Start of Recorded information

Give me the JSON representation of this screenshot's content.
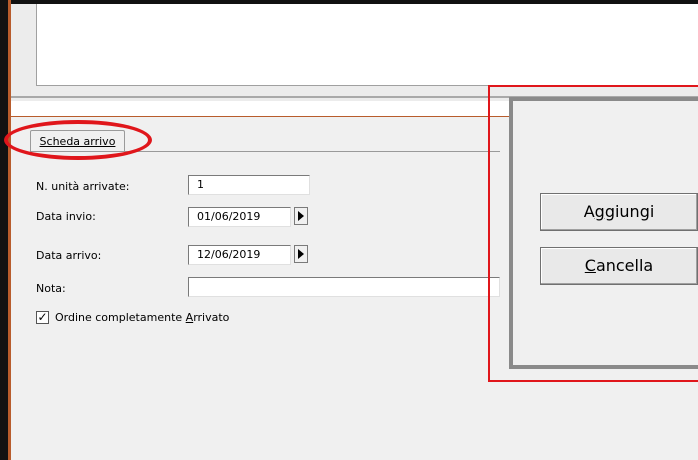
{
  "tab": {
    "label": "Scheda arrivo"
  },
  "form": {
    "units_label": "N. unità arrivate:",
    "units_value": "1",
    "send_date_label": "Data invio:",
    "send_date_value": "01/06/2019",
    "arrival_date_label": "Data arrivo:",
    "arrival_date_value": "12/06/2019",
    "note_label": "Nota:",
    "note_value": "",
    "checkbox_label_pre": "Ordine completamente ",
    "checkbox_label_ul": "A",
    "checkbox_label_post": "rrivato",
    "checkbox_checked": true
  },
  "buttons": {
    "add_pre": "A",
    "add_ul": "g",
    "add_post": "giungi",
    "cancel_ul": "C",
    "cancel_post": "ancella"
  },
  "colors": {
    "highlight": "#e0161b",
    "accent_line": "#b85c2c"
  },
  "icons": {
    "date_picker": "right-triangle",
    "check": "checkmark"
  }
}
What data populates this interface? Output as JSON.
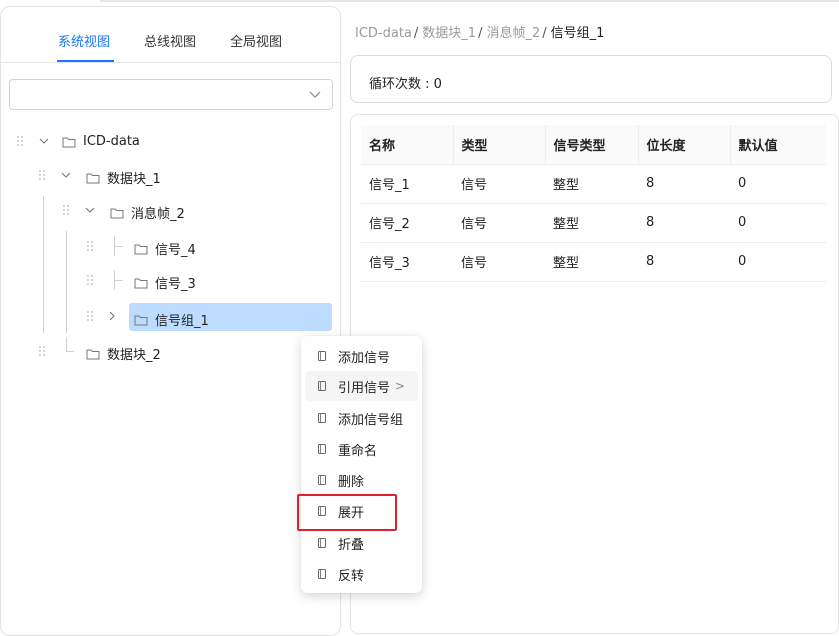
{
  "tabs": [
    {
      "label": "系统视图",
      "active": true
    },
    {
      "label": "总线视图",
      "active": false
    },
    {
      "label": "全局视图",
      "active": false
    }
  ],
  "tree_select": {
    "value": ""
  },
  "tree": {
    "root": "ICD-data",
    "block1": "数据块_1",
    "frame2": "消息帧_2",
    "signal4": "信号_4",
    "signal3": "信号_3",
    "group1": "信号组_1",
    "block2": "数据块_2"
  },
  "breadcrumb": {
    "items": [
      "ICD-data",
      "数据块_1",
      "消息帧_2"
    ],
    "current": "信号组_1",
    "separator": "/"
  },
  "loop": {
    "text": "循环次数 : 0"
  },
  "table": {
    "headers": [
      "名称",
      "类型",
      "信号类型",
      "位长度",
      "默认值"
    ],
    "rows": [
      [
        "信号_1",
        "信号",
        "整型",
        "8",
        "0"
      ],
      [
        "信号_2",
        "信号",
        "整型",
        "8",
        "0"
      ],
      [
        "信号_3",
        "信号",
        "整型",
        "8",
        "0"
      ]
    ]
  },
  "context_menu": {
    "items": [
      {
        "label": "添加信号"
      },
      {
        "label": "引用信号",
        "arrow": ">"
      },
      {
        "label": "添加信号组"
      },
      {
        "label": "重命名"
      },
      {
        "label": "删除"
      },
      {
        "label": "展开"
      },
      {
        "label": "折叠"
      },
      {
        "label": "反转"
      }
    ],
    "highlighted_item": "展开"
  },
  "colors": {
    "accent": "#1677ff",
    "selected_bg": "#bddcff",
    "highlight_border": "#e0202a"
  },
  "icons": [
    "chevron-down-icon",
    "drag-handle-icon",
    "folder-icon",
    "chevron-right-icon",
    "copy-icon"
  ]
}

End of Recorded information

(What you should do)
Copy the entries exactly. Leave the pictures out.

(Your solution)
Give me the JSON representation of this screenshot's content.
{
  "tab": {
    "label": "Scheda arrivo"
  },
  "form": {
    "units_label": "N. unità arrivate:",
    "units_value": "1",
    "send_date_label": "Data invio:",
    "send_date_value": "01/06/2019",
    "arrival_date_label": "Data arrivo:",
    "arrival_date_value": "12/06/2019",
    "note_label": "Nota:",
    "note_value": "",
    "checkbox_label_pre": "Ordine completamente ",
    "checkbox_label_ul": "A",
    "checkbox_label_post": "rrivato",
    "checkbox_checked": true
  },
  "buttons": {
    "add_pre": "A",
    "add_ul": "g",
    "add_post": "giungi",
    "cancel_ul": "C",
    "cancel_post": "ancella"
  },
  "colors": {
    "highlight": "#e0161b",
    "accent_line": "#b85c2c"
  },
  "icons": {
    "date_picker": "right-triangle",
    "check": "checkmark"
  }
}
What data populates this interface? Output as JSON.
{
  "tabs": [
    {
      "label": "系统视图",
      "active": true
    },
    {
      "label": "总线视图",
      "active": false
    },
    {
      "label": "全局视图",
      "active": false
    }
  ],
  "tree_select": {
    "value": ""
  },
  "tree": {
    "root": "ICD-data",
    "block1": "数据块_1",
    "frame2": "消息帧_2",
    "signal4": "信号_4",
    "signal3": "信号_3",
    "group1": "信号组_1",
    "block2": "数据块_2"
  },
  "breadcrumb": {
    "items": [
      "ICD-data",
      "数据块_1",
      "消息帧_2"
    ],
    "current": "信号组_1",
    "separator": "/"
  },
  "loop": {
    "text": "循环次数 : 0"
  },
  "table": {
    "headers": [
      "名称",
      "类型",
      "信号类型",
      "位长度",
      "默认值"
    ],
    "rows": [
      [
        "信号_1",
        "信号",
        "整型",
        "8",
        "0"
      ],
      [
        "信号_2",
        "信号",
        "整型",
        "8",
        "0"
      ],
      [
        "信号_3",
        "信号",
        "整型",
        "8",
        "0"
      ]
    ]
  },
  "context_menu": {
    "items": [
      {
        "label": "添加信号"
      },
      {
        "label": "引用信号",
        "arrow": ">"
      },
      {
        "label": "添加信号组"
      },
      {
        "label": "重命名"
      },
      {
        "label": "删除"
      },
      {
        "label": "展开"
      },
      {
        "label": "折叠"
      },
      {
        "label": "反转"
      }
    ],
    "highlighted_item": "展开"
  },
  "colors": {
    "accent": "#1677ff",
    "selected_bg": "#bddcff",
    "highlight_border": "#e0202a"
  },
  "icons": [
    "chevron-down-icon",
    "drag-handle-icon",
    "folder-icon",
    "chevron-right-icon",
    "copy-icon"
  ]
}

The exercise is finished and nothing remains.